BEGIN GIVEN RECORDS

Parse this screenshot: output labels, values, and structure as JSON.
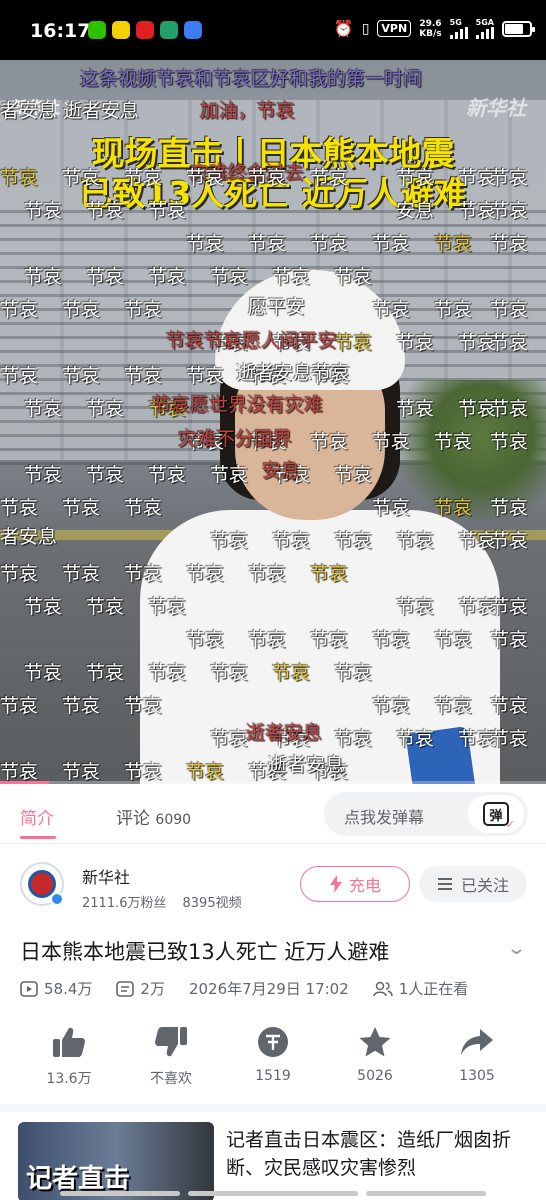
{
  "status_bar": {
    "time": "16:17",
    "vpn": "VPN",
    "speed_value": "29.6",
    "speed_unit": "KB/s",
    "net1": "5G",
    "net2": "5GA"
  },
  "video": {
    "watermark": "新华社",
    "headline_line1": "现场直击丨日本熊本地震",
    "headline_line2": "已致13人死亡 近万人避难",
    "progress_percent": 9,
    "danmaku": [
      "这条视频节哀和节哀区好和我的第一时间",
      "者安息 逝者安息",
      "加油，节哀",
      "节哀",
      "灾难终会过去",
      "节哀",
      "节哀",
      "节哀",
      "节哀",
      "节哀",
      "安息",
      "节哀",
      "节哀",
      "节哀",
      "节哀",
      "节哀",
      "节哀",
      "节哀",
      "节哀",
      "节哀",
      "节哀",
      "节哀",
      "节哀",
      "节哀",
      "节哀",
      "节哀",
      "节哀",
      "节哀",
      "节哀",
      "节哀",
      "节哀",
      "节哀",
      "节哀",
      "节哀",
      "节哀",
      "节哀",
      "愿平安",
      "节哀",
      "节哀",
      "节哀",
      "节哀",
      "节哀",
      "节哀",
      "节哀",
      "节哀节哀愿人间平安",
      "节哀",
      "节哀",
      "节哀",
      "逝者安息节哀",
      "节哀",
      "节哀",
      "节哀",
      "节哀",
      "节哀",
      "节哀",
      "节哀",
      "节哀愿世界没有灾难",
      "节哀",
      "节哀",
      "节哀",
      "节哀",
      "节哀",
      "灾难不分国界",
      "节哀",
      "节哀",
      "节哀",
      "节哀",
      "节哀",
      "节哀",
      "安息",
      "节哀",
      "节哀",
      "节哀",
      "节哀",
      "节哀",
      "节哀",
      "节哀",
      "节哀",
      "节哀",
      "节哀",
      "节哀",
      "节哀",
      "者安息",
      "节哀",
      "节哀",
      "节哀",
      "节哀",
      "节哀",
      "节哀",
      "节哀",
      "节哀",
      "节哀",
      "节哀",
      "节哀",
      "节哀",
      "节哀",
      "节哀",
      "节哀",
      "节哀",
      "节哀",
      "节哀",
      "节哀",
      "节哀",
      "节哀",
      "节哀",
      "节哀",
      "节哀",
      "节哀",
      "节哀",
      "节哀",
      "节哀",
      "节哀",
      "节哀",
      "节哀",
      "节哀",
      "节哀",
      "节哀",
      "节哀",
      "节哀",
      "节哀",
      "节哀",
      "节哀",
      "节哀",
      "节哀",
      "逝者安息",
      "节哀",
      "节哀",
      "逝者安息",
      "节哀",
      "节哀"
    ]
  },
  "tabs": {
    "intro": "简介",
    "comments": "评论",
    "comments_count": "6090",
    "danmu_placeholder": "点我发弹幕",
    "danmu_button": "弹"
  },
  "uploader": {
    "name": "新华社",
    "fans": "2111.6万粉丝",
    "videos": "8395视频",
    "charge": "充电",
    "follow": "已关注"
  },
  "video_info": {
    "title": "日本熊本地震已致13人死亡 近万人避难",
    "plays": "58.4万",
    "danmaku_count": "2万",
    "date": "2026年7月29日 17:02",
    "watching": "1人正在看"
  },
  "actions": {
    "like": "13.6万",
    "dislike": "不喜欢",
    "coin": "1519",
    "favorite": "5026",
    "share": "1305"
  },
  "recommend": {
    "thumb_text": "记者直击",
    "title": "记者直击日本震区：造纸厂烟囱折断、灾民感叹灾害惨烈"
  },
  "colors": {
    "accent": "#fb7299",
    "headline": "#f7e300"
  }
}
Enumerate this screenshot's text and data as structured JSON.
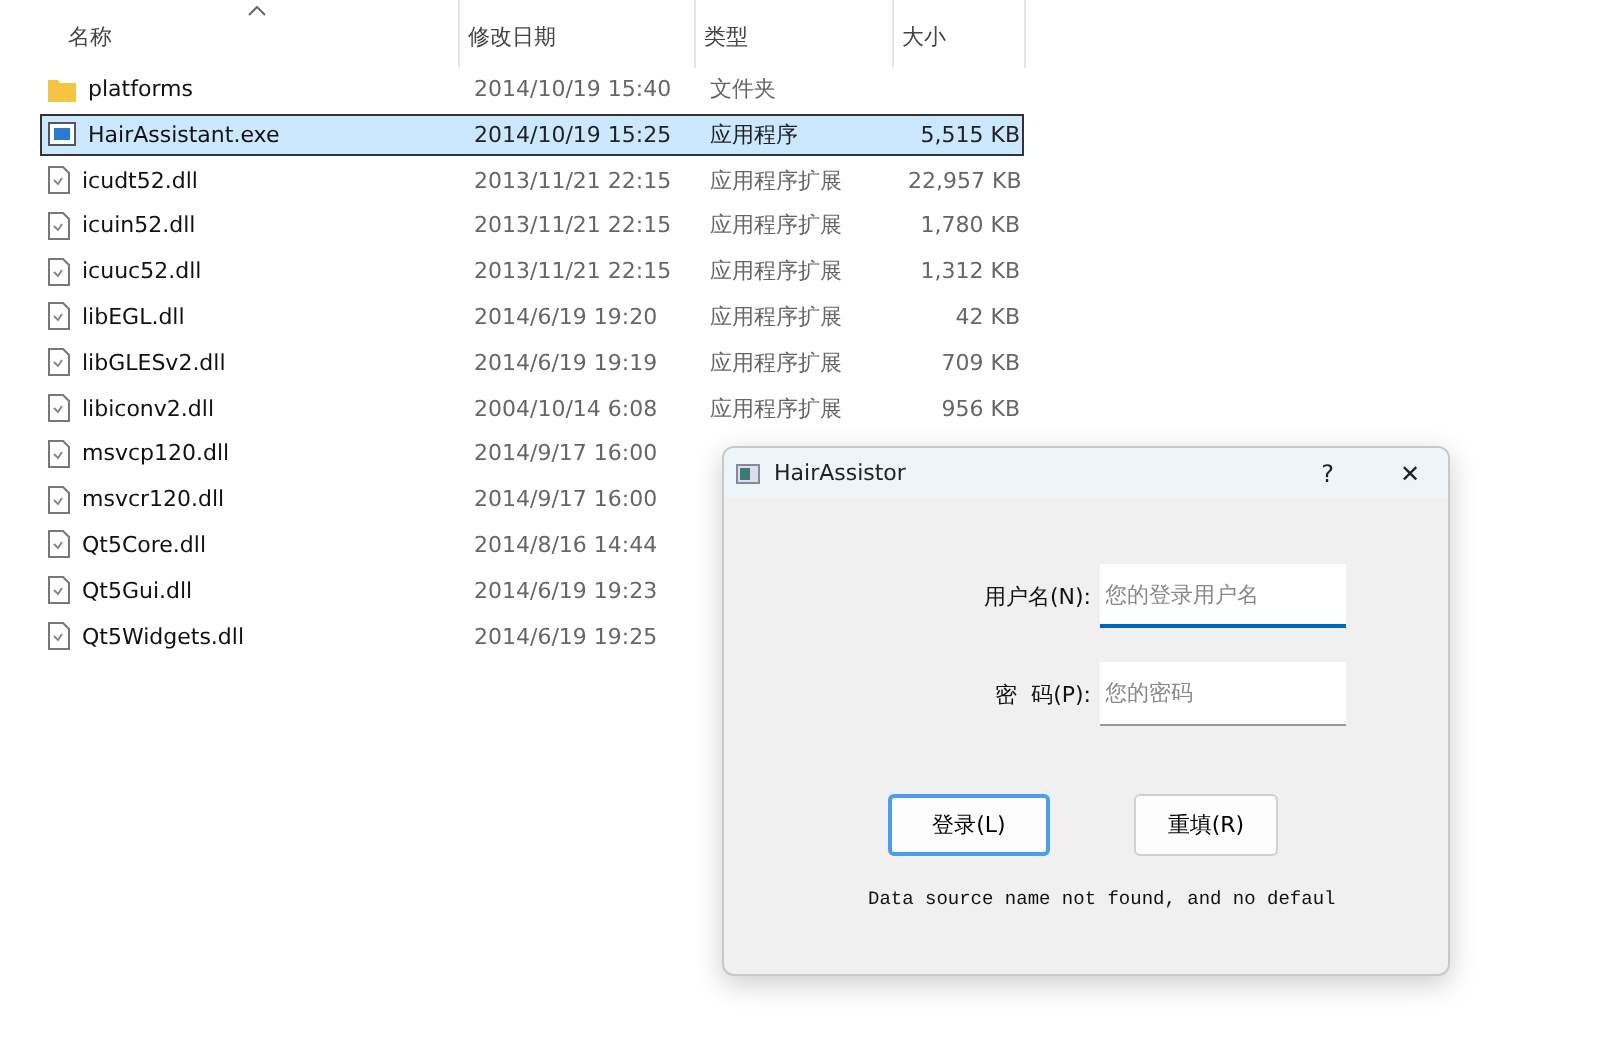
{
  "columns": [
    {
      "label": "名称",
      "sorted": true
    },
    {
      "label": "修改日期"
    },
    {
      "label": "类型"
    },
    {
      "label": "大小"
    }
  ],
  "files": [
    {
      "kind": "folder",
      "name": "platforms",
      "date": "2014/10/19 15:40",
      "type": "文件夹",
      "selected": false
    },
    {
      "kind": "app",
      "name": "HairAssistant.exe",
      "date": "2014/10/19 15:25",
      "type": "应用程序",
      "size": "5,515 KB",
      "selected": true
    },
    {
      "kind": "dll",
      "name": "icudt52.dll",
      "date": "2013/11/21 22:15",
      "type": "应用程序扩展",
      "size": "22,957 KB",
      "selected": false
    },
    {
      "kind": "dll",
      "name": "icuin52.dll",
      "date": "2013/11/21 22:15",
      "type": "应用程序扩展",
      "size": "1,780 KB",
      "selected": false
    },
    {
      "kind": "dll",
      "name": "icuuc52.dll",
      "date": "2013/11/21 22:15",
      "type": "应用程序扩展",
      "size": "1,312 KB",
      "selected": false
    },
    {
      "kind": "dll",
      "name": "libEGL.dll",
      "date": "2014/6/19 19:20",
      "type": "应用程序扩展",
      "size": "42 KB",
      "selected": false
    },
    {
      "kind": "dll",
      "name": "libGLESv2.dll",
      "date": "2014/6/19 19:19",
      "type": "应用程序扩展",
      "size": "709 KB",
      "selected": false
    },
    {
      "kind": "dll",
      "name": "libiconv2.dll",
      "date": "2004/10/14 6:08",
      "type": "应用程序扩展",
      "size": "956 KB",
      "selected": false
    },
    {
      "kind": "dll",
      "name": "msvcp120.dll",
      "date": "2014/9/17 16:00",
      "selected": false
    },
    {
      "kind": "dll",
      "name": "msvcr120.dll",
      "date": "2014/9/17 16:00",
      "selected": false
    },
    {
      "kind": "dll",
      "name": "Qt5Core.dll",
      "date": "2014/8/16 14:44",
      "selected": false
    },
    {
      "kind": "dll",
      "name": "Qt5Gui.dll",
      "date": "2014/6/19 19:23",
      "selected": false
    },
    {
      "kind": "dll",
      "name": "Qt5Widgets.dll",
      "date": "2014/6/19 19:25",
      "selected": false
    }
  ],
  "dialog": {
    "title": "HairAssistor",
    "help": "?",
    "close": "✕",
    "fields": [
      {
        "label": "用户名(N):",
        "placeholder": "您的登录用户名",
        "focused": true
      },
      {
        "label": "密  码(P):",
        "placeholder": "您的密码",
        "focused": false
      }
    ],
    "buttons": [
      {
        "label": "登录(L)",
        "default": true
      },
      {
        "label": "重填(R)",
        "default": false
      }
    ],
    "status": "Data source name not found, and no defaul"
  }
}
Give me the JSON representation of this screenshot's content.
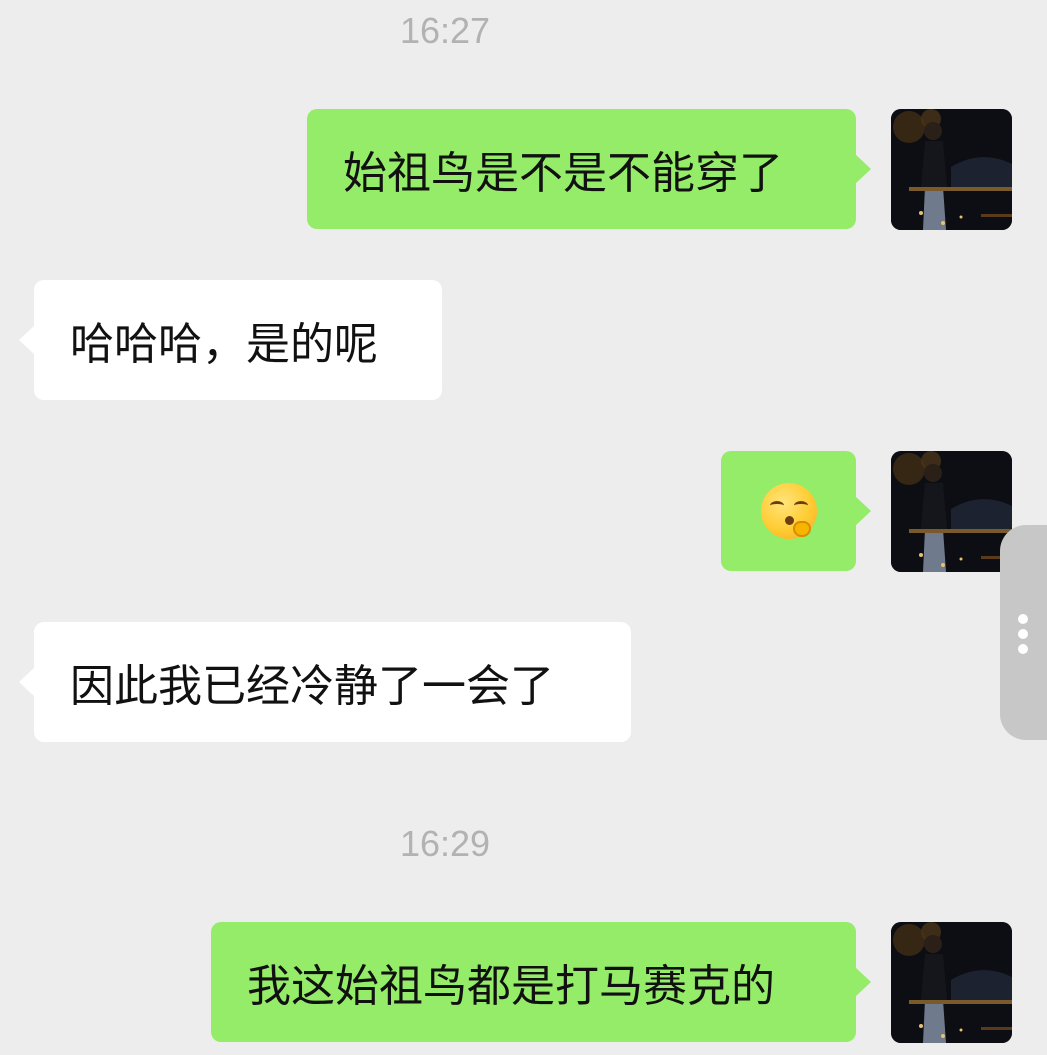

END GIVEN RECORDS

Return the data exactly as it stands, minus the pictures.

_RESPONSE FOR THIS EXERCISE:_
Parse this screenshot: output labels, values, and structure as JSON.
{
  "status_bar": {
    "time": "16:17",
    "vpn": "VPN",
    "speed_value": "29.6",
    "speed_unit": "KB/s",
    "net1": "5G",
    "net2": "5GA"
  },
  "video": {
    "watermark": "新华社",
    "headline_line1": "现场直击丨日本熊本地震",
    "headline_line2": "已致13人死亡 近万人避难",
    "progress_percent": 9,
    "danmaku": [
      "这条视频节哀和节哀区好和我的第一时间",
      "者安息 逝者安息",
      "加油，节哀",
      "节哀",
      "灾难终会过去",
      "节哀",
      "节哀",
      "节哀",
      "节哀",
      "节哀",
      "安息",
      "节哀",
      "节哀",
      "节哀",
      "节哀",
      "节哀",
      "节哀",
      "节哀",
      "节哀",
      "节哀",
      "节哀",
      "节哀",
      "节哀",
      "节哀",
      "节哀",
      "节哀",
      "节哀",
      "节哀",
      "节哀",
      "节哀",
      "节哀",
      "节哀",
      "节哀",
      "节哀",
      "节哀",
      "节哀",
      "愿平安",
      "节哀",
      "节哀",
      "节哀",
      "节哀",
      "节哀",
      "节哀",
      "节哀",
      "节哀节哀愿人间平安",
      "节哀",
      "节哀",
      "节哀",
      "逝者安息节哀",
      "节哀",
      "节哀",
      "节哀",
      "节哀",
      "节哀",
      "节哀",
      "节哀",
      "节哀愿世界没有灾难",
      "节哀",
      "节哀",
      "节哀",
      "节哀",
      "节哀",
      "灾难不分国界",
      "节哀",
      "节哀",
      "节哀",
      "节哀",
      "节哀",
      "节哀",
      "安息",
      "节哀",
      "节哀",
      "节哀",
      "节哀",
      "节哀",
      "节哀",
      "节哀",
      "节哀",
      "节哀",
      "节哀",
      "节哀",
      "节哀",
      "者安息",
      "节哀",
      "节哀",
      "节哀",
      "节哀",
      "节哀",
      "节哀",
      "节哀",
      "节哀",
      "节哀",
      "节哀",
      "节哀",
      "节哀",
      "节哀",
      "节哀",
      "节哀",
      "节哀",
      "节哀",
      "节哀",
      "节哀",
      "节哀",
      "节哀",
      "节哀",
      "节哀",
      "节哀",
      "节哀",
      "节哀",
      "节哀",
      "节哀",
      "节哀",
      "节哀",
      "节哀",
      "节哀",
      "节哀",
      "节哀",
      "节哀",
      "节哀",
      "节哀",
      "节哀",
      "节哀",
      "节哀",
      "节哀",
      "逝者安息",
      "节哀",
      "节哀",
      "逝者安息",
      "节哀",
      "节哀"
    ]
  },
  "tabs": {
    "intro": "简介",
    "comments": "评论",
    "comments_count": "6090",
    "danmu_placeholder": "点我发弹幕",
    "danmu_button": "弹"
  },
  "uploader": {
    "name": "新华社",
    "fans": "2111.6万粉丝",
    "videos": "8395视频",
    "charge": "充电",
    "follow": "已关注"
  },
  "video_info": {
    "title": "日本熊本地震已致13人死亡 近万人避难",
    "plays": "58.4万",
    "danmaku_count": "2万",
    "date": "2026年7月29日 17:02",
    "watching": "1人正在看"
  },
  "actions": {
    "like": "13.6万",
    "dislike": "不喜欢",
    "coin": "1519",
    "favorite": "5026",
    "share": "1305"
  },
  "recommend": {
    "thumb_text": "记者直击",
    "title": "记者直击日本震区：造纸厂烟囱折断、灾民感叹灾害惨烈"
  },
  "colors": {
    "accent": "#fb7299",
    "headline": "#f7e300"
  }
}
Enumerate this screenshot's text and data as structured JSON.
{
  "columns": [
    {
      "label": "名称",
      "sorted": true
    },
    {
      "label": "修改日期"
    },
    {
      "label": "类型"
    },
    {
      "label": "大小"
    }
  ],
  "files": [
    {
      "kind": "folder",
      "name": "platforms",
      "date": "2014/10/19 15:40",
      "type": "文件夹",
      "selected": false
    },
    {
      "kind": "app",
      "name": "HairAssistant.exe",
      "date": "2014/10/19 15:25",
      "type": "应用程序",
      "size": "5,515 KB",
      "selected": true
    },
    {
      "kind": "dll",
      "name": "icudt52.dll",
      "date": "2013/11/21 22:15",
      "type": "应用程序扩展",
      "size": "22,957 KB",
      "selected": false
    },
    {
      "kind": "dll",
      "name": "icuin52.dll",
      "date": "2013/11/21 22:15",
      "type": "应用程序扩展",
      "size": "1,780 KB",
      "selected": false
    },
    {
      "kind": "dll",
      "name": "icuuc52.dll",
      "date": "2013/11/21 22:15",
      "type": "应用程序扩展",
      "size": "1,312 KB",
      "selected": false
    },
    {
      "kind": "dll",
      "name": "libEGL.dll",
      "date": "2014/6/19 19:20",
      "type": "应用程序扩展",
      "size": "42 KB",
      "selected": false
    },
    {
      "kind": "dll",
      "name": "libGLESv2.dll",
      "date": "2014/6/19 19:19",
      "type": "应用程序扩展",
      "size": "709 KB",
      "selected": false
    },
    {
      "kind": "dll",
      "name": "libiconv2.dll",
      "date": "2004/10/14 6:08",
      "type": "应用程序扩展",
      "size": "956 KB",
      "selected": false
    },
    {
      "kind": "dll",
      "name": "msvcp120.dll",
      "date": "2014/9/17 16:00",
      "selected": false
    },
    {
      "kind": "dll",
      "name": "msvcr120.dll",
      "date": "2014/9/17 16:00",
      "selected": false
    },
    {
      "kind": "dll",
      "name": "Qt5Core.dll",
      "date": "2014/8/16 14:44",
      "selected": false
    },
    {
      "kind": "dll",
      "name": "Qt5Gui.dll",
      "date": "2014/6/19 19:23",
      "selected": false
    },
    {
      "kind": "dll",
      "name": "Qt5Widgets.dll",
      "date": "2014/6/19 19:25",
      "selected": false
    }
  ],
  "dialog": {
    "title": "HairAssistor",
    "help": "?",
    "close": "✕",
    "fields": [
      {
        "label": "用户名(N):",
        "placeholder": "您的登录用户名",
        "focused": true
      },
      {
        "label": "密  码(P):",
        "placeholder": "您的密码",
        "focused": false
      }
    ],
    "buttons": [
      {
        "label": "登录(L)",
        "default": true
      },
      {
        "label": "重填(R)",
        "default": false
      }
    ],
    "status": "Data source name not found, and no defaul"
  }
}
Give me the JSON representation of this screenshot's content.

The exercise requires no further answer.